_INSTRUCTIONS FOR THE TASK:_
Your answer should be every line with the word "Develop", copied from the data below.

Web page and app entries
______________________________

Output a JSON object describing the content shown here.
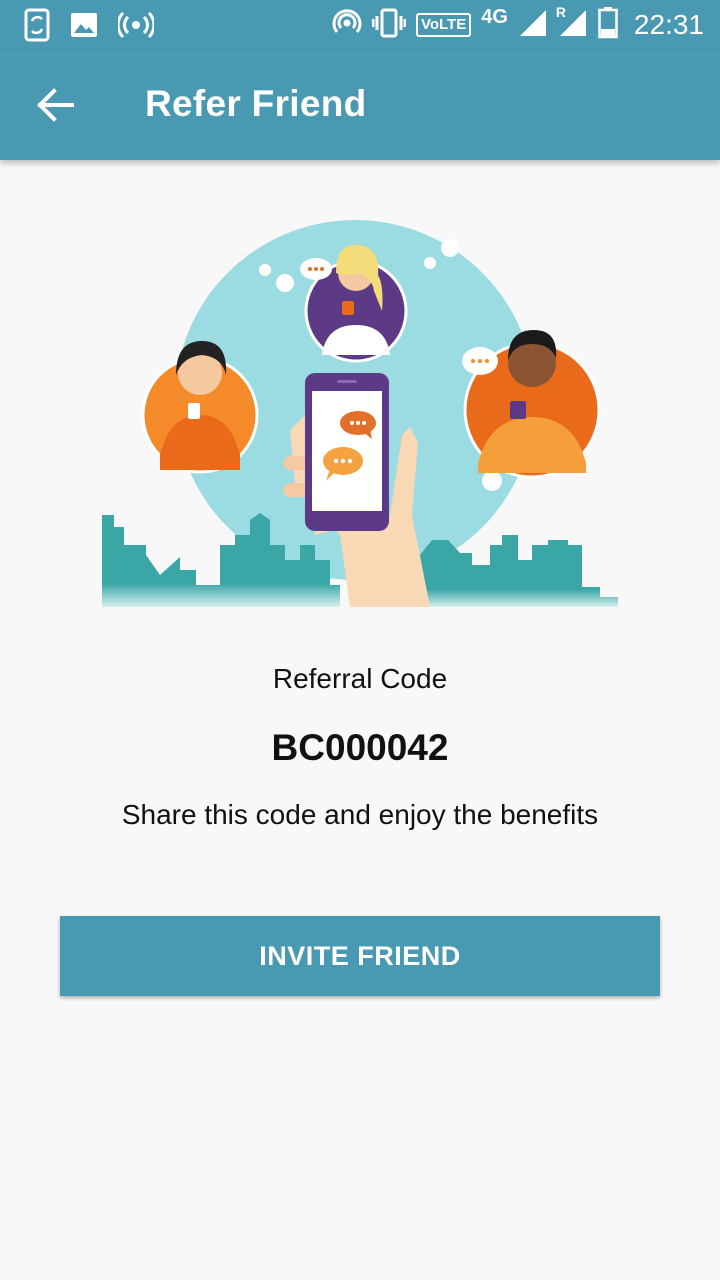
{
  "status_bar": {
    "time": "22:31",
    "network": "4G",
    "volte": "VoLTE",
    "roaming": "R",
    "icons": [
      "phone-sync-icon",
      "image-icon",
      "broadcast-icon",
      "hotspot-icon",
      "vibrate-icon",
      "signal-icon",
      "signal-roaming-icon",
      "battery-icon"
    ]
  },
  "app_bar": {
    "title": "Refer Friend",
    "back_icon": "arrow-back-icon"
  },
  "illustration": {
    "name": "refer-friends-illustration"
  },
  "referral": {
    "label": "Referral Code",
    "code": "BC000042",
    "description": "Share this code and enjoy the benefits"
  },
  "actions": {
    "invite_label": "INVITE FRIEND"
  },
  "colors": {
    "primary": "#4a99b3",
    "background": "#f8f8f8",
    "orange": "#f58a2b",
    "purple": "#5c3a86",
    "teal_city": "#3aa6a6"
  }
}
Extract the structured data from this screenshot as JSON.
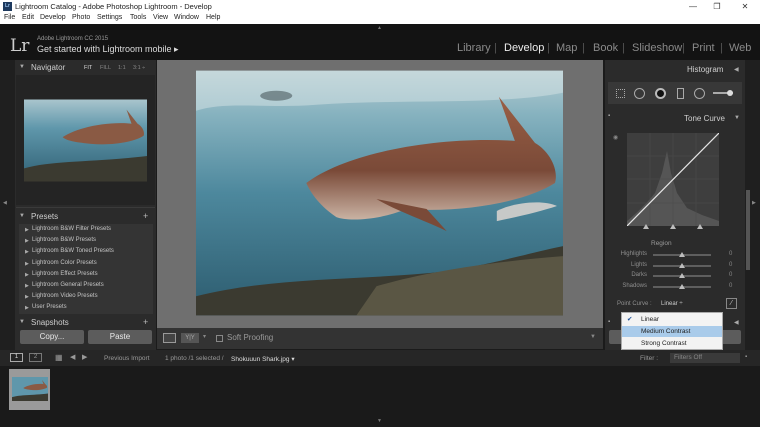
{
  "window": {
    "title": "Lightroom Catalog - Adobe Photoshop Lightroom - Develop",
    "app_icon_text": "Lr",
    "minimize_glyph": "—",
    "maximize_glyph": "❐",
    "close_glyph": "✕"
  },
  "menu": [
    "File",
    "Edit",
    "Develop",
    "Photo",
    "Settings",
    "Tools",
    "View",
    "Window",
    "Help"
  ],
  "identity": {
    "logo": "Lr",
    "product": "Adobe Lightroom CC 2015",
    "mobile_link": "Get started with Lightroom mobile ▸"
  },
  "modules": [
    "Library",
    "Develop",
    "Map",
    "Book",
    "Slideshow",
    "Print",
    "Web"
  ],
  "module_separator": "|",
  "active_module": "Develop",
  "navigator": {
    "title": "Navigator",
    "zoom": [
      "FIT",
      "FILL",
      "1:1",
      "3:1 ÷"
    ]
  },
  "presets": {
    "title": "Presets",
    "add": "+",
    "items": [
      "Lightroom B&W Filter Presets",
      "Lightroom B&W Presets",
      "Lightroom B&W Toned Presets",
      "Lightroom Color Presets",
      "Lightroom Effect Presets",
      "Lightroom General Presets",
      "Lightroom Video Presets",
      "User Presets"
    ]
  },
  "snapshots": {
    "title": "Snapshots",
    "add": "+"
  },
  "left_buttons": {
    "copy": "Copy...",
    "paste": "Paste"
  },
  "toolbar": {
    "view_mode": "Y|Y",
    "soft_proofing": "Soft Proofing"
  },
  "histogram": {
    "title": "Histogram"
  },
  "tone_curve": {
    "title": "Tone Curve",
    "region_title": "Region",
    "sliders": [
      {
        "label": "Highlights",
        "value": "0",
        "level": 0.5
      },
      {
        "label": "Lights",
        "value": "0",
        "level": 0.5
      },
      {
        "label": "Darks",
        "value": "0",
        "level": 0.5
      },
      {
        "label": "Shadows",
        "value": "0",
        "level": 0.5
      }
    ],
    "point_curve_label": "Point Curve :",
    "point_curve_value": "Linear ÷",
    "point_curve_options": [
      {
        "label": "Linear",
        "checked": true,
        "highlighted": false
      },
      {
        "label": "Medium Contrast",
        "checked": false,
        "highlighted": true
      },
      {
        "label": "Strong Contrast",
        "checked": false,
        "highlighted": false
      }
    ],
    "check_glyph": "✔"
  },
  "filmstrip": {
    "monitor_1": "1",
    "monitor_2": "2",
    "source": "Previous Import",
    "info_prefix": "1 photo /1 selected /",
    "filename": "Shokuuun Shark.jpg ▾",
    "filter_label": "Filter :",
    "filter_value": "Filters Off"
  },
  "colors": {
    "background": "#1b1b1b",
    "panel": "#2b2b2b",
    "canvas": "#6f6f6f",
    "dropdown_highlight": "#a9cbea"
  }
}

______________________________

_ANSWER TO THE PROBLEM:_
    "title": "Lightroom Catalog - Adobe Photoshop Lightroom - Develop",
    "Develop",
    "Develop",
  "active_module": "Develop",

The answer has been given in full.